“You are appreciative when you see his career and the numbers that go with it. But the fact that most of it was done in a White Sox uniform is special. There are not many of them that are in. For him to do it and have that productivity over that period of time, win MVPs and things like that, he was a dominant player in his era. That will stand the test of time as far as his place with the White Sox.”
Harrelson on the The Big Hurt:
“Watching Frank hit was something I’ve never seen before and never seen since. When he first came up he was a big, imposing figure at the plate. But it wasn’t Frank’s strength that made him great. He was basically a line drive type hitter whose line drives went over the wall. It was his mindset. He was smart and he worked his rear end off. And he was at a 2-0, 3-1 count almost every time. Do the math, who’s going to hit the most, a guy who hits 2-0, 3-1 in his career or 0-2 or 1-2? The last time I saw someone do that was Yaz (Carl Yastrzemski) the year he won the Triple Crown in 1967. For an eight-year period Frank was the best righthanded hitter I’ve ever seen and he put up numbers that nobody else approached.
Reinsdorf on LaRussa:
“Tony is one of top two or three human beings I’ve ever known in my life, he’s just a wonderful, wonderful person. I’ve only known two people who would do something to help a friend even if it was bad for him. I’ve seen Tony do that. You can’t have a more loyal friend, you can’t have a guy that supports his friends more than Tony does. He’s a brilliant manager, a brilliant baseball guy, but he’s an even better human being in my opinion.

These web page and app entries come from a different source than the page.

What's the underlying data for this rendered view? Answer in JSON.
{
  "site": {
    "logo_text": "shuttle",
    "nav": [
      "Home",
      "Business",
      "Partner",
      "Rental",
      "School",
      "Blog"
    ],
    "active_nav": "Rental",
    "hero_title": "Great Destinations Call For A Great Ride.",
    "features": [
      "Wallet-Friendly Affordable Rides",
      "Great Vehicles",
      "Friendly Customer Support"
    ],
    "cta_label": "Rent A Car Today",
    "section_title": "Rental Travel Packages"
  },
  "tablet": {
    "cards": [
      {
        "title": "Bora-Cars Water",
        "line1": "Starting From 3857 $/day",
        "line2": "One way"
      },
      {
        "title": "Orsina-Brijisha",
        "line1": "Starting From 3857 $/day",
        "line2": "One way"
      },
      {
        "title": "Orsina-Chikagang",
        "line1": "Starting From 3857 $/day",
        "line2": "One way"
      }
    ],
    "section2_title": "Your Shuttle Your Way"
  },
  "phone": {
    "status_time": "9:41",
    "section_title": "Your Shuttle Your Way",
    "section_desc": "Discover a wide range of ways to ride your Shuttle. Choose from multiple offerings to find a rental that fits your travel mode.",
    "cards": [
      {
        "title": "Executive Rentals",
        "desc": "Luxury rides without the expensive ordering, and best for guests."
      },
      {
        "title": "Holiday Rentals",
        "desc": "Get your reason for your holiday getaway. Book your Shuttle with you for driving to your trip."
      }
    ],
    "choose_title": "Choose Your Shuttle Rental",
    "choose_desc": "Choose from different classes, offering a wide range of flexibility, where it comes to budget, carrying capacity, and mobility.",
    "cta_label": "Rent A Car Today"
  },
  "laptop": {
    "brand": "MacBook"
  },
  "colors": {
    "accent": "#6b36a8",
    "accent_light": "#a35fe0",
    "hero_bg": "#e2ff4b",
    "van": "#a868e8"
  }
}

“What made Tony a great manager? Preparation. He calls it slowing down the game. He was always thinking ahead to possible situations that could arise. So when they did arise, he didn’t have to figure out what to do, he already made his decision. His teams were always fundamentally sound, they worked extremely hard during spring training and during the season. He also always surrounded himself with the best possible coaches evidenced by his staff with the White Sox, which probably was the best coaching staff ever put together. And most important for any manager, he got the guys to play hard for him.”
The Gang’s Back Together

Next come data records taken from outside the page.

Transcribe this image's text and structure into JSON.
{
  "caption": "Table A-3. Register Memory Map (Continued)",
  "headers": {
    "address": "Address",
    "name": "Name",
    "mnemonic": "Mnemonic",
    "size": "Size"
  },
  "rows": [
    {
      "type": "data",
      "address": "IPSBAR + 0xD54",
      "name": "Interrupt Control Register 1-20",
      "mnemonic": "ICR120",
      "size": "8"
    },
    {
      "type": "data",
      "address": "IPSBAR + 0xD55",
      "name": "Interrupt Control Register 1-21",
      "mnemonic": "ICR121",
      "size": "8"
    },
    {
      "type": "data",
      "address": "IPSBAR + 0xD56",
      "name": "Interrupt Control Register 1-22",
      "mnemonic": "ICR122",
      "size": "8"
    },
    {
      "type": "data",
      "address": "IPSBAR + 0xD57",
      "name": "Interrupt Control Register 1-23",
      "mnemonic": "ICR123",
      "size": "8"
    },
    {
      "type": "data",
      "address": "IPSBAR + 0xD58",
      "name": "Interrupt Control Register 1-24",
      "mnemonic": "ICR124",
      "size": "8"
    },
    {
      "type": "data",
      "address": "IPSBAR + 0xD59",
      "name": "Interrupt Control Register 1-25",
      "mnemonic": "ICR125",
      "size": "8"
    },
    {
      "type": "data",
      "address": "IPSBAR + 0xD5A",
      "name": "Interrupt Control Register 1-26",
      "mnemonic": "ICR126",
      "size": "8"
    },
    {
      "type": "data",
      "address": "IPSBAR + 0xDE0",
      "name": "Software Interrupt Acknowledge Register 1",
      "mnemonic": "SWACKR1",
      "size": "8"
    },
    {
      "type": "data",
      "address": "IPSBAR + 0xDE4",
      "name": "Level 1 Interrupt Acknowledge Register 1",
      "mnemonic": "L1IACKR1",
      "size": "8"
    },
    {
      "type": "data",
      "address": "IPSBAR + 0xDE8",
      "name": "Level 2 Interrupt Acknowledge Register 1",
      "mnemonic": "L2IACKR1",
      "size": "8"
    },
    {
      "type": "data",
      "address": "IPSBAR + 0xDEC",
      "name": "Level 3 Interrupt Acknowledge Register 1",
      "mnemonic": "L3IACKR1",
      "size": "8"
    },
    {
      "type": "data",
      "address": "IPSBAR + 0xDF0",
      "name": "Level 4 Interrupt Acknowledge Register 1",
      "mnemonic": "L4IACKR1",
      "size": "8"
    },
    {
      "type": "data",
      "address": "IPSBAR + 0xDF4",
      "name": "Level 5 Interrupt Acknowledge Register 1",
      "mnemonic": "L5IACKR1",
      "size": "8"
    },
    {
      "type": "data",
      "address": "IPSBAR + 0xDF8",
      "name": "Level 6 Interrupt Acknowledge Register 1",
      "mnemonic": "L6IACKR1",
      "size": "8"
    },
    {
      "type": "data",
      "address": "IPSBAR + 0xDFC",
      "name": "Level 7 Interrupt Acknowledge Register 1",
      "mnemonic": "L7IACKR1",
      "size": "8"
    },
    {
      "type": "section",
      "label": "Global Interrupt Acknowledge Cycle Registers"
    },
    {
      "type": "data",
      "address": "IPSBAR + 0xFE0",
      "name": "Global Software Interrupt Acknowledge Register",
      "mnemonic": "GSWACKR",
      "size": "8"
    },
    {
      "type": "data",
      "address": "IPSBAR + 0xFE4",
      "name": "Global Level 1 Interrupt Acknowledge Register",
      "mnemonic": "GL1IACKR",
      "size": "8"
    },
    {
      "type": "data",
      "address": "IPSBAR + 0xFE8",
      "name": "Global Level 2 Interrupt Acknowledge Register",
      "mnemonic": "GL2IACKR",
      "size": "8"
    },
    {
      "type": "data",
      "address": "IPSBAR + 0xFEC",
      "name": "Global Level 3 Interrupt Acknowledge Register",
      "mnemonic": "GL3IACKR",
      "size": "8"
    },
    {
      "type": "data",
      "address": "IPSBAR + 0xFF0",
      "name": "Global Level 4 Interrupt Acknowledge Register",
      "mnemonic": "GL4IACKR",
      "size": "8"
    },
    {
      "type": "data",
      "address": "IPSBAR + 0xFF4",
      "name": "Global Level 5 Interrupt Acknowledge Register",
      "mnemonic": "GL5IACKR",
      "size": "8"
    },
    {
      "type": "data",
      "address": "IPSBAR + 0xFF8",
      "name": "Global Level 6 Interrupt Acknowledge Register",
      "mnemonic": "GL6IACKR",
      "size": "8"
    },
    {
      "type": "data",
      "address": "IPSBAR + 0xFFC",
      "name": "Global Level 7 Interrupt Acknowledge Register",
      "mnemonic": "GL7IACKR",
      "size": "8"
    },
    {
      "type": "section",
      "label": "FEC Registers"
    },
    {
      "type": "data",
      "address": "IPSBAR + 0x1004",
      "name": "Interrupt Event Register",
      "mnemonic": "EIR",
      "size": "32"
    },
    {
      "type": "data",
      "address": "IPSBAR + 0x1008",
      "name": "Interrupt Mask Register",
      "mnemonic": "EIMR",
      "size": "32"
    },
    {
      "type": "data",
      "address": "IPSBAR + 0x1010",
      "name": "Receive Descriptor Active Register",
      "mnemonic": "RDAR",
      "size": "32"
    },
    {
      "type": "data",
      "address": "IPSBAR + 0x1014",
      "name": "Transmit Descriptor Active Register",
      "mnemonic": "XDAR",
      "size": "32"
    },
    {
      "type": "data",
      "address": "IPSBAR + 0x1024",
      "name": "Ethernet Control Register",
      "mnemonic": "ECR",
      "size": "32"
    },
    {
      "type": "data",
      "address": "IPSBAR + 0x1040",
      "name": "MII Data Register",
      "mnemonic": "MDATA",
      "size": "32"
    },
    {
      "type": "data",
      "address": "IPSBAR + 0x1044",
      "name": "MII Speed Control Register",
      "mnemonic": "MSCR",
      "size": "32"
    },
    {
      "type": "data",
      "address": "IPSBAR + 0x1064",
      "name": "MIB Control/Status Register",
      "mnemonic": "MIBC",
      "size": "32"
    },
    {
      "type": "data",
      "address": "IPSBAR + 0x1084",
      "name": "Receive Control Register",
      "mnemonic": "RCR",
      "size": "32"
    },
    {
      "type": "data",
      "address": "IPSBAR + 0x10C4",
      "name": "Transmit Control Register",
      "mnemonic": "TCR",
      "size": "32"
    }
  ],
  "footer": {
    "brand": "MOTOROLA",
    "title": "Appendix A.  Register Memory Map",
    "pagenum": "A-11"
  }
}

And here’s Aaron, Jermaine, Frank and A.J. celebrating at a party honoring Thomas in Cooperstown last night.
Photos of the Day
The Hall calls.